Colorado, Massachusetts and Virginia enacted policies that addressed paid sick leave for home-based care workers, according to the report.
However, Scales said while the industry could learn from Virginia’s Paid Sick Leave for Home Health Workers — which became effective on July 1, 2021 — what is really needed is paid sick leave coverage for the full workforce.
“Maryland offers a good alternative example,” Scales said. “As well as having a paid sick leave policy in place for all workers, the state passed the Essential Workers’ Protection Act in 2021, which is designed to provide enhanced coverage for essential workers – like home care workers – during a public emergency.”
Virginia’s legislation mandates paid sick leave for home care workers, defined as those who provide personal care, respite, or companion services to individuals receiving consumer-directed services under Virginia’s Medicaid state plan. Scales would rather see states pass sweeping changes that cover all health care workers.

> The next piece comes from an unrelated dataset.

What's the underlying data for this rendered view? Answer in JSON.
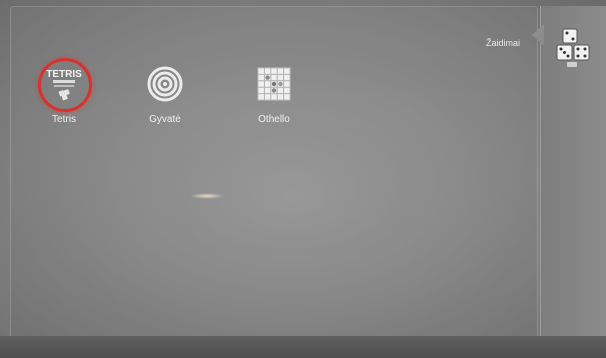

Stakeholders and lawmakers should act now, Scales argued, in order to correct some of the issues that are ongoing and on the horizon.
“We must make every effort to document and learn from what happened during COVID-19, and how the home health sector responded, so that we can make improvements now and be better prepared for the future,” she said.